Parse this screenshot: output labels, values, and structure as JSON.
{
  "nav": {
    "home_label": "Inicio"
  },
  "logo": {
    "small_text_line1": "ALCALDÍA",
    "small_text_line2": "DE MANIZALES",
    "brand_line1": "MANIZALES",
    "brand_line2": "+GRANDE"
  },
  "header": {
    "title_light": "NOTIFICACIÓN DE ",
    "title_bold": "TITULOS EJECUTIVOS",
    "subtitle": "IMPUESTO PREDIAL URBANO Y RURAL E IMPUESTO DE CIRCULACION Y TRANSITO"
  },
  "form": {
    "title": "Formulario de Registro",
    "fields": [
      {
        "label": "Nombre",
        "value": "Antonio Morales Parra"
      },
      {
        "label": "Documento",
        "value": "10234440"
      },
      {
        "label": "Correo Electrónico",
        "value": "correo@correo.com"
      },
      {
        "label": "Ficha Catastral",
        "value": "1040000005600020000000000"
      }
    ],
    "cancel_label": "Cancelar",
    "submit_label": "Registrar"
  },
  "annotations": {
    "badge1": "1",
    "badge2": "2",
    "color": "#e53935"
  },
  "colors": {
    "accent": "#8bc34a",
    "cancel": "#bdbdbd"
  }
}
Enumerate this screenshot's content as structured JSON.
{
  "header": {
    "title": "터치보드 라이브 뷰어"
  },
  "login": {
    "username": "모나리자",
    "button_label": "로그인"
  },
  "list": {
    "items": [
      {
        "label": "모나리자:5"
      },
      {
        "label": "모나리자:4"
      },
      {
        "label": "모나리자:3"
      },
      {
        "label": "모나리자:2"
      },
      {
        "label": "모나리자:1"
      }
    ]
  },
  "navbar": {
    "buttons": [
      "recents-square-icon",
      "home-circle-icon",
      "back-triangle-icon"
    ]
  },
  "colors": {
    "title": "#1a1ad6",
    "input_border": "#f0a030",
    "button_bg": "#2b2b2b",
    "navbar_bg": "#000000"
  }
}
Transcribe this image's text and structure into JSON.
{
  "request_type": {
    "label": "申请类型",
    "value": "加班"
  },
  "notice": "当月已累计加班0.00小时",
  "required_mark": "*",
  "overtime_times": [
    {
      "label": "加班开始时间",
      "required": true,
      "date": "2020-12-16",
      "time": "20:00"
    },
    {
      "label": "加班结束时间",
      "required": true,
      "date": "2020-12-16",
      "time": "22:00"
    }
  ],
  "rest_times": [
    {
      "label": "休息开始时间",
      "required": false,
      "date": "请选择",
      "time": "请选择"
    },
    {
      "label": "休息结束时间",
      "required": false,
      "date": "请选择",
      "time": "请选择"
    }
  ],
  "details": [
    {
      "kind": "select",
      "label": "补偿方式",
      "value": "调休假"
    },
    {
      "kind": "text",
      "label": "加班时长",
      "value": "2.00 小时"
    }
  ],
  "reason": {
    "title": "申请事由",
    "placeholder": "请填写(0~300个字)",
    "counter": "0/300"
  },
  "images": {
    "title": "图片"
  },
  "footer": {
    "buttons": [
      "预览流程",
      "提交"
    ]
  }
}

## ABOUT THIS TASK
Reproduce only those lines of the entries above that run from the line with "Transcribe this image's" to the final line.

## YOUR SOLUTION
Transcribe this image's text and structure into JSON.
{
  "request_type": {
    "label": "申请类型",
    "value": "加班"
  },
  "notice": "当月已累计加班0.00小时",
  "required_mark": "*",
  "overtime_times": [
    {
      "label": "加班开始时间",
      "required": true,
      "date": "2020-12-16",
      "time": "20:00"
    },
    {
      "label": "加班结束时间",
      "required": true,
      "date": "2020-12-16",
      "time": "22:00"
    }
  ],
  "rest_times": [
    {
      "label": "休息开始时间",
      "required": false,
      "date": "请选择",
      "time": "请选择"
    },
    {
      "label": "休息结束时间",
      "required": false,
      "date": "请选择",
      "time": "请选择"
    }
  ],
  "details": [
    {
      "kind": "select",
      "label": "补偿方式",
      "value": "调休假"
    },
    {
      "kind": "text",
      "label": "加班时长",
      "value": "2.00 小时"
    }
  ],
  "reason": {
    "title": "申请事由",
    "placeholder": "请填写(0~300个字)",
    "counter": "0/300"
  },
  "images": {
    "title": "图片"
  },
  "footer": {
    "buttons": [
      "预览流程",
      "提交"
    ]
  }
}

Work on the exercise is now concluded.